* Work to complete *
Write every line of the material again exactly, with no pictures in the copy.
--- Material for this exercise Enclosed Below ---
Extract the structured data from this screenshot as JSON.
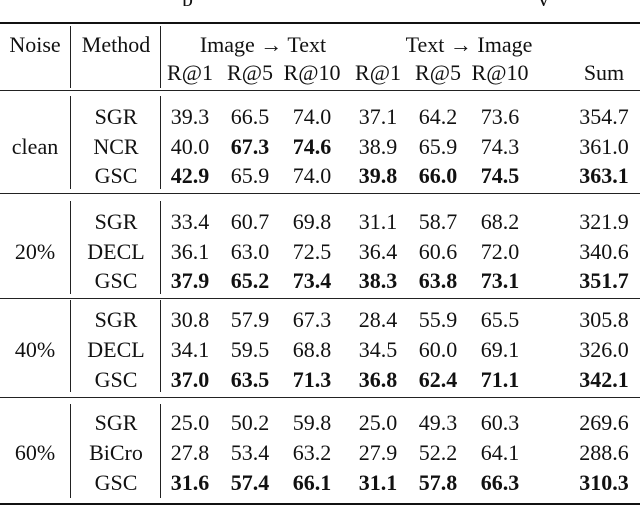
{
  "table": {
    "header": {
      "noise_label": "Noise",
      "method_label": "Method",
      "group_image_to_text": "Image → Text",
      "group_text_to_image": "Text → Image",
      "columns": [
        "R@1",
        "R@5",
        "R@10",
        "R@1",
        "R@5",
        "R@10",
        "Sum"
      ]
    },
    "sections": [
      {
        "noise": "clean",
        "rows": [
          {
            "method": "SGR",
            "values": [
              "39.3",
              "66.5",
              "74.0",
              "37.1",
              "64.2",
              "73.6",
              "354.7"
            ],
            "bold": [
              false,
              false,
              false,
              false,
              false,
              false,
              false
            ]
          },
          {
            "method": "NCR",
            "values": [
              "40.0",
              "67.3",
              "74.6",
              "38.9",
              "65.9",
              "74.3",
              "361.0"
            ],
            "bold": [
              false,
              true,
              true,
              false,
              false,
              false,
              false
            ]
          },
          {
            "method": "GSC",
            "values": [
              "42.9",
              "65.9",
              "74.0",
              "39.8",
              "66.0",
              "74.5",
              "363.1"
            ],
            "bold": [
              true,
              false,
              false,
              true,
              true,
              true,
              true
            ]
          }
        ]
      },
      {
        "noise": "20%",
        "rows": [
          {
            "method": "SGR",
            "values": [
              "33.4",
              "60.7",
              "69.8",
              "31.1",
              "58.7",
              "68.2",
              "321.9"
            ],
            "bold": [
              false,
              false,
              false,
              false,
              false,
              false,
              false
            ]
          },
          {
            "method": "DECL",
            "values": [
              "36.1",
              "63.0",
              "72.5",
              "36.4",
              "60.6",
              "72.0",
              "340.6"
            ],
            "bold": [
              false,
              false,
              false,
              false,
              false,
              false,
              false
            ]
          },
          {
            "method": "GSC",
            "values": [
              "37.9",
              "65.2",
              "73.4",
              "38.3",
              "63.8",
              "73.1",
              "351.7"
            ],
            "bold": [
              true,
              true,
              true,
              true,
              true,
              true,
              true
            ]
          }
        ]
      },
      {
        "noise": "40%",
        "rows": [
          {
            "method": "SGR",
            "values": [
              "30.8",
              "57.9",
              "67.3",
              "28.4",
              "55.9",
              "65.5",
              "305.8"
            ],
            "bold": [
              false,
              false,
              false,
              false,
              false,
              false,
              false
            ]
          },
          {
            "method": "DECL",
            "values": [
              "34.1",
              "59.5",
              "68.8",
              "34.5",
              "60.0",
              "69.1",
              "326.0"
            ],
            "bold": [
              false,
              false,
              false,
              false,
              false,
              false,
              false
            ]
          },
          {
            "method": "GSC",
            "values": [
              "37.0",
              "63.5",
              "71.3",
              "36.8",
              "62.4",
              "71.1",
              "342.1"
            ],
            "bold": [
              true,
              true,
              true,
              true,
              true,
              true,
              true
            ]
          }
        ]
      },
      {
        "noise": "60%",
        "rows": [
          {
            "method": "SGR",
            "values": [
              "25.0",
              "50.2",
              "59.8",
              "25.0",
              "49.3",
              "60.3",
              "269.6"
            ],
            "bold": [
              false,
              false,
              false,
              false,
              false,
              false,
              false
            ]
          },
          {
            "method": "BiCro",
            "values": [
              "27.8",
              "53.4",
              "63.2",
              "27.9",
              "52.2",
              "64.1",
              "288.6"
            ],
            "bold": [
              false,
              false,
              false,
              false,
              false,
              false,
              false
            ]
          },
          {
            "method": "GSC",
            "values": [
              "31.6",
              "57.4",
              "66.1",
              "31.1",
              "57.8",
              "66.3",
              "310.3"
            ],
            "bold": [
              true,
              true,
              true,
              true,
              true,
              true,
              true
            ]
          }
        ]
      }
    ]
  }
}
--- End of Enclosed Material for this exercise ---
* Answer for this exercise *
Extract the structured data from this screenshot as JSON.
{
  "table": {
    "header": {
      "noise_label": "Noise",
      "method_label": "Method",
      "group_image_to_text": "Image → Text",
      "group_text_to_image": "Text → Image",
      "columns": [
        "R@1",
        "R@5",
        "R@10",
        "R@1",
        "R@5",
        "R@10",
        "Sum"
      ]
    },
    "sections": [
      {
        "noise": "clean",
        "rows": [
          {
            "method": "SGR",
            "values": [
              "39.3",
              "66.5",
              "74.0",
              "37.1",
              "64.2",
              "73.6",
              "354.7"
            ],
            "bold": [
              false,
              false,
              false,
              false,
              false,
              false,
              false
            ]
          },
          {
            "method": "NCR",
            "values": [
              "40.0",
              "67.3",
              "74.6",
              "38.9",
              "65.9",
              "74.3",
              "361.0"
            ],
            "bold": [
              false,
              true,
              true,
              false,
              false,
              false,
              false
            ]
          },
          {
            "method": "GSC",
            "values": [
              "42.9",
              "65.9",
              "74.0",
              "39.8",
              "66.0",
              "74.5",
              "363.1"
            ],
            "bold": [
              true,
              false,
              false,
              true,
              true,
              true,
              true
            ]
          }
        ]
      },
      {
        "noise": "20%",
        "rows": [
          {
            "method": "SGR",
            "values": [
              "33.4",
              "60.7",
              "69.8",
              "31.1",
              "58.7",
              "68.2",
              "321.9"
            ],
            "bold": [
              false,
              false,
              false,
              false,
              false,
              false,
              false
            ]
          },
          {
            "method": "DECL",
            "values": [
              "36.1",
              "63.0",
              "72.5",
              "36.4",
              "60.6",
              "72.0",
              "340.6"
            ],
            "bold": [
              false,
              false,
              false,
              false,
              false,
              false,
              false
            ]
          },
          {
            "method": "GSC",
            "values": [
              "37.9",
              "65.2",
              "73.4",
              "38.3",
              "63.8",
              "73.1",
              "351.7"
            ],
            "bold": [
              true,
              true,
              true,
              true,
              true,
              true,
              true
            ]
          }
        ]
      },
      {
        "noise": "40%",
        "rows": [
          {
            "method": "SGR",
            "values": [
              "30.8",
              "57.9",
              "67.3",
              "28.4",
              "55.9",
              "65.5",
              "305.8"
            ],
            "bold": [
              false,
              false,
              false,
              false,
              false,
              false,
              false
            ]
          },
          {
            "method": "DECL",
            "values": [
              "34.1",
              "59.5",
              "68.8",
              "34.5",
              "60.0",
              "69.1",
              "326.0"
            ],
            "bold": [
              false,
              false,
              false,
              false,
              false,
              false,
              false
            ]
          },
          {
            "method": "GSC",
            "values": [
              "37.0",
              "63.5",
              "71.3",
              "36.8",
              "62.4",
              "71.1",
              "342.1"
            ],
            "bold": [
              true,
              true,
              true,
              true,
              true,
              true,
              true
            ]
          }
        ]
      },
      {
        "noise": "60%",
        "rows": [
          {
            "method": "SGR",
            "values": [
              "25.0",
              "50.2",
              "59.8",
              "25.0",
              "49.3",
              "60.3",
              "269.6"
            ],
            "bold": [
              false,
              false,
              false,
              false,
              false,
              false,
              false
            ]
          },
          {
            "method": "BiCro",
            "values": [
              "27.8",
              "53.4",
              "63.2",
              "27.9",
              "52.2",
              "64.1",
              "288.6"
            ],
            "bold": [
              false,
              false,
              false,
              false,
              false,
              false,
              false
            ]
          },
          {
            "method": "GSC",
            "values": [
              "31.6",
              "57.4",
              "66.1",
              "31.1",
              "57.8",
              "66.3",
              "310.3"
            ],
            "bold": [
              true,
              true,
              true,
              true,
              true,
              true,
              true
            ]
          }
        ]
      }
    ]
  }
}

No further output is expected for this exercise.